First of all, this band is fantastic – Miles Miller on drums, big bear of a bassist Chuck Bartels, and the hard working Bobby Emmett on various keyboards that look like they’ve been salvaged from jumble sales. He’s sporting a suitable Thin Lizzy t-shirt and God bless his eyesight if he can see through those sunglasses given the lighting rig. The first hour is the album in the order it’s presented on wax and it does sound better live. Highlights include the great key change in ‘Best Clockmaker On Mars’, the odd shift with what I think is an F#M chord in ‘All Said And Done’ and the boogie-woogie piano in ‘Last Man Standing.’ There are some gripes though, it does occasionally feel like you’re getting hit over the head with another guitar solo or squelchy keyboard riff, Simpson’s voice is far too buried in the mix, and, seeing as how he spent a million bucks on putting an anime movie together to go with the album, could there not have been a few of those visuals projected on the stage rather than the constant red lights that would shame a lunchtime gig at Whelan’s? Still though, as a public service announcement kindly points out before the show, there are several exits available if you want to use them.
Once the album is out of the way – and it made me want to have another listen to it, so job done there – we get one of the night’s high points with an Otis-like reading of Willie Nelson’s ‘I’d Have To Be Crazy’, Simpson’s voice breaking through as the pace slows. ‘Oh Sarah’ and ‘Breakers Roar’ both have moments of beauty in them although the guitar again threatens to drown that voice. A run at Eric Clapton/Derek And The Dominos’ ‘Bell Bottom Blues’ offers another showcase for Simpson’s excellent guitar wrangling skills – pulling off the delicate solo here, doing a bit of chicken picking in the previous song, or riffing like he’s auditioning for ZZ Top or AC/DC almost everywhere else. I’d rather hear him do stuff like ‘The Promise’ though. Simpson was able to take this forgotten eighties hit from When In Rome (no, me neither) and make it sound like a lost Waylon Jennings doing Donnie Fritts cut on vinyl but tonight, alas, its subtleties are difficult to discern.
‘Welcome To Earth (Pollywog)’ works better, bringing out the songs inherent E-Street Shuffle-isms, and ‘It Ain’t All Flowers’ and ‘Turtles All The Way Down’ – you don’t get many country songs inspired by Stephen Hawking’s adventures – both pass muster, although Simpson isn’t afraid to extend them out beyond their natural shape with more Telecaster wrestling.

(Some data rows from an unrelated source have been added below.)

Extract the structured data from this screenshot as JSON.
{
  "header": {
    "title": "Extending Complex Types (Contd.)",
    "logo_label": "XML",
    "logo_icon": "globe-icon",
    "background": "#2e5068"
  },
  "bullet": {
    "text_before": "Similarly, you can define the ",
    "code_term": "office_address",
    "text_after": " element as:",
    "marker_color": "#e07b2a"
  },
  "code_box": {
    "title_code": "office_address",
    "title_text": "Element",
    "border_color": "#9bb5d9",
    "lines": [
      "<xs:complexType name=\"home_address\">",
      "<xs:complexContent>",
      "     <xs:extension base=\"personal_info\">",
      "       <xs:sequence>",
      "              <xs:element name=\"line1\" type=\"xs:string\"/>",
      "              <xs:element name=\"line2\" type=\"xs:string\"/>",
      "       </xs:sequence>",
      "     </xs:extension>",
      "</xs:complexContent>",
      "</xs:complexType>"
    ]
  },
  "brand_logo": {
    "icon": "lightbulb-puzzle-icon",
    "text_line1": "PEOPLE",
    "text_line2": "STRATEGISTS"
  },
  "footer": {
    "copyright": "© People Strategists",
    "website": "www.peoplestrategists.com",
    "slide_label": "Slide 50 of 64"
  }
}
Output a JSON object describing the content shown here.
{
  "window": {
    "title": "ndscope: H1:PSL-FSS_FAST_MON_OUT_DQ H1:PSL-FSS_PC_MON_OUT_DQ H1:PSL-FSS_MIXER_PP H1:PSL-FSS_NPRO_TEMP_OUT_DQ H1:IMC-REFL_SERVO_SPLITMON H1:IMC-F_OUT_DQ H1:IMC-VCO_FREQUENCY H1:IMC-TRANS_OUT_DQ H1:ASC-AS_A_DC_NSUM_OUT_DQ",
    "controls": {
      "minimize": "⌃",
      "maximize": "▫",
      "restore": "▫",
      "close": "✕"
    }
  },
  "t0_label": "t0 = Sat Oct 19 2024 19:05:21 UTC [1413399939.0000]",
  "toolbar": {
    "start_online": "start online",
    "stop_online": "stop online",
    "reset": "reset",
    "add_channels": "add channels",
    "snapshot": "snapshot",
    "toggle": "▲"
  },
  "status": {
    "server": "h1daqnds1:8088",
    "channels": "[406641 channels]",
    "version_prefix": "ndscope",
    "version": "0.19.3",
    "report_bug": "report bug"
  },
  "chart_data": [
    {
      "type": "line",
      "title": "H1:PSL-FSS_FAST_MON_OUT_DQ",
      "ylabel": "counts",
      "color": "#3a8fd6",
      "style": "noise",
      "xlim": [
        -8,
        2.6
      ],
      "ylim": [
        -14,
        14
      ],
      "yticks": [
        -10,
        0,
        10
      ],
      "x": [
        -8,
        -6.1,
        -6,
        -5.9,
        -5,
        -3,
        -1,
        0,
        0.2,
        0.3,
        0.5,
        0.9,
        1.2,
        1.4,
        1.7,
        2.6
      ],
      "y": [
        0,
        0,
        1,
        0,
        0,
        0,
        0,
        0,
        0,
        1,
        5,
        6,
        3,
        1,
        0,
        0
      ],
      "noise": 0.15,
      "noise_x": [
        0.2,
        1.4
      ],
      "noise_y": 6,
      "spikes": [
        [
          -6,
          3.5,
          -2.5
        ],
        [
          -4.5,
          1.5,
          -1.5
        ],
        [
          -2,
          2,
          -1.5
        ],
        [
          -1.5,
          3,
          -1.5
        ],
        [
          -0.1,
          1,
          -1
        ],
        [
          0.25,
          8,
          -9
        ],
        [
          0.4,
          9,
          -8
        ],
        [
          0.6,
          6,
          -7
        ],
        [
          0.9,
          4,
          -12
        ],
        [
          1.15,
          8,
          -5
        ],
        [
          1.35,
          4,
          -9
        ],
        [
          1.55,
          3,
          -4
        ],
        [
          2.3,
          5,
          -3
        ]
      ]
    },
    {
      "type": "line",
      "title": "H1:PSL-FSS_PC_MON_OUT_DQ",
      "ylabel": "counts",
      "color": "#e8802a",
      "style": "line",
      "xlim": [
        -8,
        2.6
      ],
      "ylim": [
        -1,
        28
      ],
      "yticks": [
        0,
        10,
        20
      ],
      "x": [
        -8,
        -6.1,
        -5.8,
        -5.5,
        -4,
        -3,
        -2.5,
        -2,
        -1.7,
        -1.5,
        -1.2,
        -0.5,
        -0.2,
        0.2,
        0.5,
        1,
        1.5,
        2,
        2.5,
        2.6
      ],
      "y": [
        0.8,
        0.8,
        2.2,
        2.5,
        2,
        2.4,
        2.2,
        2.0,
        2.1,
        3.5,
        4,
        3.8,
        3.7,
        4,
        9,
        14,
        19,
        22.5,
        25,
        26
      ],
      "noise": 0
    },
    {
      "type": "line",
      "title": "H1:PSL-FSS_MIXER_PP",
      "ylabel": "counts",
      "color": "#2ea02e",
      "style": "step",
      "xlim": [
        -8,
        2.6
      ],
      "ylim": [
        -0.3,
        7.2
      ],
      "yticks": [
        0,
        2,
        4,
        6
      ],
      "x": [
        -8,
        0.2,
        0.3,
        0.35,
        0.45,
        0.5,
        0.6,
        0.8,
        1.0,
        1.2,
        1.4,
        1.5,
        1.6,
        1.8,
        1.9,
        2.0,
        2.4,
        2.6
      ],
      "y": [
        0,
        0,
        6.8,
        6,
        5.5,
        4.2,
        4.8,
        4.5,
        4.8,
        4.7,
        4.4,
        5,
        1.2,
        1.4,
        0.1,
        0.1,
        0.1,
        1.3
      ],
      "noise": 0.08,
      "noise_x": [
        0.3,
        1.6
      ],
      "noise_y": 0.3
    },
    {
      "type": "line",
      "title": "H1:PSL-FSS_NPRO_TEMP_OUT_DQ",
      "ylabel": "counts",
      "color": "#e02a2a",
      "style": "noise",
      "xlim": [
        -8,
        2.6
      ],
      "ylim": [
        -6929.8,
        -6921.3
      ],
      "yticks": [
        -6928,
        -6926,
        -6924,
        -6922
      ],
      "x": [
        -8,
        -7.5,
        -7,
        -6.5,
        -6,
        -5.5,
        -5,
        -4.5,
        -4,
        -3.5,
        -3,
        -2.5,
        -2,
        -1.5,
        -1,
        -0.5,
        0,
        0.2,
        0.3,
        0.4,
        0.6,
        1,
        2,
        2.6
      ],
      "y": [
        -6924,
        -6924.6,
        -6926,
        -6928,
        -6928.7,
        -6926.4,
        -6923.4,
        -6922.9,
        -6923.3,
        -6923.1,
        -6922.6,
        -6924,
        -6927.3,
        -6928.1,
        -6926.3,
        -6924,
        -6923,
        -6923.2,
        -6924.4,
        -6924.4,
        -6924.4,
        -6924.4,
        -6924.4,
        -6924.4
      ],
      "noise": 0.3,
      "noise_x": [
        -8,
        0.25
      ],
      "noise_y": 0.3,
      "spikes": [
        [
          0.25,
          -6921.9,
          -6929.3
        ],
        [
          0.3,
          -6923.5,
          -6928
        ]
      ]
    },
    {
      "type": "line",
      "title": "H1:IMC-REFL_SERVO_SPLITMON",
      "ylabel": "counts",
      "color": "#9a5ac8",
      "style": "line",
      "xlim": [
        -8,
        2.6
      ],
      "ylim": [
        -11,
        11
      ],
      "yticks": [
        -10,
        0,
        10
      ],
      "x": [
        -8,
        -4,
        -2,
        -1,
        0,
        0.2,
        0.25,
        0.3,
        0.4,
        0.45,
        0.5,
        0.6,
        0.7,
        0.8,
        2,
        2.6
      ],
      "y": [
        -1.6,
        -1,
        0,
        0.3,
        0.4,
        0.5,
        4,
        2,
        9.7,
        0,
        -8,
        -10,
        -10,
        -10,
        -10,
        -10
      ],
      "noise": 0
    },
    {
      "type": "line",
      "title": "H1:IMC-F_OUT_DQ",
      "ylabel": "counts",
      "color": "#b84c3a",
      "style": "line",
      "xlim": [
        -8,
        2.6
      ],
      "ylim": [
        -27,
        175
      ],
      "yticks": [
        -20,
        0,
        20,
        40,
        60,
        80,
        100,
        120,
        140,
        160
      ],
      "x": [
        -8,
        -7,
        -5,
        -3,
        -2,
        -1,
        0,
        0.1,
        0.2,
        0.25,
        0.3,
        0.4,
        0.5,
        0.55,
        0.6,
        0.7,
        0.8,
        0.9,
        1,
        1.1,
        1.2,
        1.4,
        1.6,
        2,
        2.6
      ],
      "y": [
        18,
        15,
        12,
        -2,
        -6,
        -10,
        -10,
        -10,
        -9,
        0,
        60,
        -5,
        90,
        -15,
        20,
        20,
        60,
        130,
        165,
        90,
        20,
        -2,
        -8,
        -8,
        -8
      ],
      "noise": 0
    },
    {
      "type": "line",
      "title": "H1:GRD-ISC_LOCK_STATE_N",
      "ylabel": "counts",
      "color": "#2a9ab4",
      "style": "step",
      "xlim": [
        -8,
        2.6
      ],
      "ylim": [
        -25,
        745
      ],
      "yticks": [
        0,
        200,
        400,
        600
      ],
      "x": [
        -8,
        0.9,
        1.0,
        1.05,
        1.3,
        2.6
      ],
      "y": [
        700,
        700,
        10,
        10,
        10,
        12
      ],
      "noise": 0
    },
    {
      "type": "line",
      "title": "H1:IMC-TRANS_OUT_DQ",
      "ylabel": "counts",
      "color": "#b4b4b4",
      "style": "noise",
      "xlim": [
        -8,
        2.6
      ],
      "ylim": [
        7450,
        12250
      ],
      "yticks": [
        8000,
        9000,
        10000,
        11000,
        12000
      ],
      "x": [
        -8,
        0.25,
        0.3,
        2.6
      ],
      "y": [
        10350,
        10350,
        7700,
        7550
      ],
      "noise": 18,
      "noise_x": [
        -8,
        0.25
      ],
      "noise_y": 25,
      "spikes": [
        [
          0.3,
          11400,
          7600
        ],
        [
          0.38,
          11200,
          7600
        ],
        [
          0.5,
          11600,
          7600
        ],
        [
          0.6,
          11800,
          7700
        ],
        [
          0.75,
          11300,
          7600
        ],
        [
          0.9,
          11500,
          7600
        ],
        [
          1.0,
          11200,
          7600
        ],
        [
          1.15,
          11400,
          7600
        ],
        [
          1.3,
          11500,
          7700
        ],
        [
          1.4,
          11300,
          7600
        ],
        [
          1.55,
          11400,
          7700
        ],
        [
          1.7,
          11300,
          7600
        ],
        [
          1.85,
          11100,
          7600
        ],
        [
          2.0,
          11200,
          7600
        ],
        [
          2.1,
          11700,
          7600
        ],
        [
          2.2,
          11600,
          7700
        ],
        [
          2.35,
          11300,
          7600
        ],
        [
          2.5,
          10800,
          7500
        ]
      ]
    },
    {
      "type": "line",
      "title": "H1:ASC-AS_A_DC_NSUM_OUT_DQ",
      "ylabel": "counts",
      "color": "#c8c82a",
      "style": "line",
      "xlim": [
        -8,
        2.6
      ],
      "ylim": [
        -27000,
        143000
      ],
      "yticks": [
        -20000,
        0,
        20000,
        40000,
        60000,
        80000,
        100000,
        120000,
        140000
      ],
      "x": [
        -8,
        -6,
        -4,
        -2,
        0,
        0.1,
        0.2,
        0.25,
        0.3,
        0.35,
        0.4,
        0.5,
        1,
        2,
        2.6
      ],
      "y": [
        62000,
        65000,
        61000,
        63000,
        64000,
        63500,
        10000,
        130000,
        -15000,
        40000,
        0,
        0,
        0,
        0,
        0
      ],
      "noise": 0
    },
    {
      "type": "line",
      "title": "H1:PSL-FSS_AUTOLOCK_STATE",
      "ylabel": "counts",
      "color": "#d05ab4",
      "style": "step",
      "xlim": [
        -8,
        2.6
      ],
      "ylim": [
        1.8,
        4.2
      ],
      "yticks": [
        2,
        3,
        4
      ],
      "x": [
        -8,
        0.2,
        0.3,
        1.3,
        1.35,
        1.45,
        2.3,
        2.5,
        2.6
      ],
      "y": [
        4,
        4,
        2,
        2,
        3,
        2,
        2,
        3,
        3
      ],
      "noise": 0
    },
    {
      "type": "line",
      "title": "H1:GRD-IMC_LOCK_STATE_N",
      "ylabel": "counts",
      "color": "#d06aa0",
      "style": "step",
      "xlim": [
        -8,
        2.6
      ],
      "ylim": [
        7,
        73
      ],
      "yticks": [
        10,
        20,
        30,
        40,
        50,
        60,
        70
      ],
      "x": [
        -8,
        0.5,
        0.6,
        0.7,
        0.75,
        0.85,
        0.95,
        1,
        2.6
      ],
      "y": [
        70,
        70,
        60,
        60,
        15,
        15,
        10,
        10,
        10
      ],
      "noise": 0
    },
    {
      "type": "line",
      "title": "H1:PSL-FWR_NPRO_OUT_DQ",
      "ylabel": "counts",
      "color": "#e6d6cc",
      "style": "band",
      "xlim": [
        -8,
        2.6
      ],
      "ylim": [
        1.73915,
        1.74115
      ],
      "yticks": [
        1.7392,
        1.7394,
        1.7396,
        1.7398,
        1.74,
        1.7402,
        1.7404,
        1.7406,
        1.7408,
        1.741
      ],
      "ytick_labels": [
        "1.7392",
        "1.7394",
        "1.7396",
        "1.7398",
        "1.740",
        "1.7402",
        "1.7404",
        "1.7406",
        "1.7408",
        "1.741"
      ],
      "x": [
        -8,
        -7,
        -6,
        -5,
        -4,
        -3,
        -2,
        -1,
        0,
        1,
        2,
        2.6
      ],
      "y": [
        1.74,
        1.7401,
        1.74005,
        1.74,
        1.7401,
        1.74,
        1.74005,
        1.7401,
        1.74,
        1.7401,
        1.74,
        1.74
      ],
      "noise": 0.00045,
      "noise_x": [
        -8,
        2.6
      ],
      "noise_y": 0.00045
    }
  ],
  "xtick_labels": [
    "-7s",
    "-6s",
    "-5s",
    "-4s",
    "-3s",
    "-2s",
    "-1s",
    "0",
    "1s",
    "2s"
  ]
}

The cover of William Bell’s ‘You Don’t Miss Your Water’ is pretty spectacular, including a marvellous two handed Hammond solo from Emmett, Simpson hollering out the lyric in fine fashion, but the closing ‘Call To Arms’ despite featuring welcome snatches of T. Rex’s ‘The Motivator’ and what sounded like Hendrix’s ‘Machine Gun’ - and, for all I know, more stuff too - was a bit of an endurance test.
With that, he was gone, shouting thanks and we love you and, according to Mr White to my left, something about getting his dick out in Spain, although I can’t confirm this. He also, I think, declared that if we want to see the real thing, we should go see him in America, which is a distinctly odd thing to say to an audience anywhere. Anyway, despite all that, he went down like free beer in a room that filled up as the night went on, people roaring, shouting, dancing and having a high old time, so what do I know? I just think more variation in dynamics might have been nice, but it wasn’t that kind of show. Simpson was, as always, doing his own thing.